– Emmy is the only one I felt a remote interest in initially, despite her "Tour de Whore". Which is another problem I have with this book. It seems that either Emmy is a prude for having "slept with ONLY 3 (?!) men in her entire life" (it's just not normal!!! Something must be wrong with her), but when she sleeps with 3 more men in this book, she's prostituting herself. I don't even understand why Weisberger is putting her character through it. It's so obvious that Emmy hates the whole thing, craving a steady relationship, that ring around her finger. It makes her seem rather pathetic and desperate at times, clinging to her one-night stands, becoming whiny and unlikable as a result. Pity. Am I to believe she really changed at all?
None of them really change or grow up. Not in a worthy way. What is the point to this book? I really couldn't find one. CHASING HARRY WINSTON is just a bad book. Not only is it shallow and vapid, but the writing itself is appalling.

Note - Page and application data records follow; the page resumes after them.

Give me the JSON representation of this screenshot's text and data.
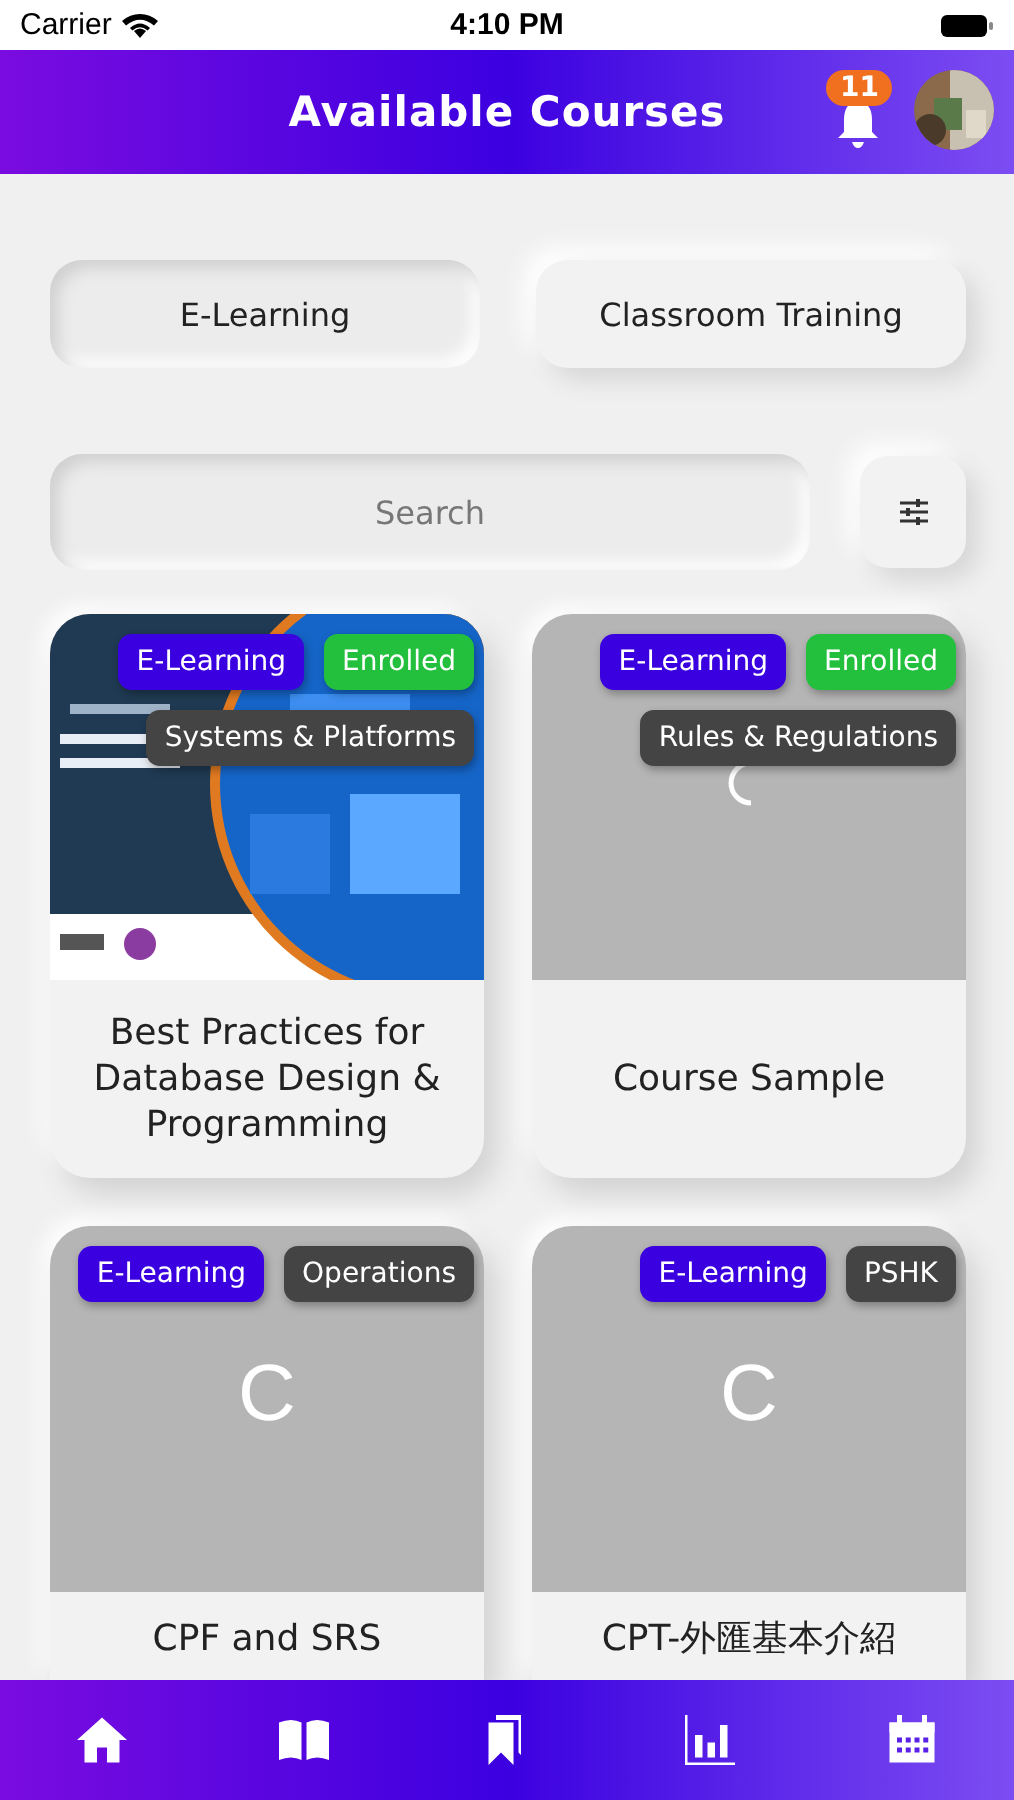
{
  "status_bar": {
    "carrier": "Carrier",
    "time": "4:10 PM"
  },
  "header": {
    "title": "Available Courses",
    "notifications": "11"
  },
  "filters": [
    {
      "label": "E-Learning",
      "selected": true
    },
    {
      "label": "Classroom Training",
      "selected": false
    }
  ],
  "search": {
    "placeholder": "Search"
  },
  "courses": [
    {
      "title": "Best Practices for Database Design & Programming",
      "image": {
        "kind": "picture"
      },
      "tags": [
        {
          "label": "E-Learning",
          "color": "#3a00e0"
        },
        {
          "label": "Enrolled",
          "color": "#22c03c"
        },
        {
          "label": "Systems & Platforms",
          "color": "#444444"
        }
      ]
    },
    {
      "title": "Course Sample",
      "image": {
        "kind": "loading"
      },
      "tags": [
        {
          "label": "E-Learning",
          "color": "#3a00e0"
        },
        {
          "label": "Enrolled",
          "color": "#22c03c"
        },
        {
          "label": "Rules & Regulations",
          "color": "#444444"
        }
      ]
    },
    {
      "title": "CPF and SRS",
      "image": {
        "kind": "letter",
        "letter": "C"
      },
      "tags": [
        {
          "label": "E-Learning",
          "color": "#3a00e0"
        },
        {
          "label": "Operations",
          "color": "#444444"
        }
      ]
    },
    {
      "title": "CPT-外匯基本介紹",
      "image": {
        "kind": "letter",
        "letter": "C"
      },
      "tags": [
        {
          "label": "E-Learning",
          "color": "#3a00e0"
        },
        {
          "label": "PSHK",
          "color": "#444444"
        }
      ]
    }
  ]
}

It's disjointed and lazy. One moment the characters are enjoying (well…) their vacation in Curacao, and just when it gets a bit interesting, BAM!, we're back to Leigh in New York some time later, where she's waiting for a client. It threw me off. Why not finish the Curacao storyline? Why even bring it up if you're not going to follow through with it? The writing is lazy in other aspects as well, an example being that Leigh is at one point in the book referred to by Weisberger as "Leah". Every character (except Adriana, obviously) favors "sweetheart" over any other term of endearment.
Why did I even finish this book? Because I didn't want to abandon yet another one.
I liked THE DEVIL WEARS PRADA and enjoyed EVERYONE WORTH KNOWING, and I'll stand by my reviews of each. But I'm tired of Weisberger's attitude. Hanging out and playing poker with mechanics (p. 156) is somehow beneath the fabulous life of limos and movie stars and fame. Emmy's either a prude or a whore. There's the typical idea that women should spend hours daily blow-drying their locks. (I'm sorry, but ughhhh, the vanity in this book.) Otis the parrot is apparently too fat and needs to have a makeover. (No joke. This is actually in the book.)
And finally, Weisberger completely offends Rosie O'Donnell, stating that in a Who Wore it Better? stand-off, there wasn't even a 0% to 100% outcome when comparing Rosie O'Donnell, who in my opinion is fucking FABULOUS, to Petra Nemcova, a supermodel (Weisberger clearly insinuating that it should have been 0 to 100). See? Shallow. Okay. I got one for you.
Who Wrote it Better?
Candace Bushnell, 100% – Lauren Weisberger, 0%.
>> On a different note, please visit my revived personal blog Miss-Cellophane.com 🙂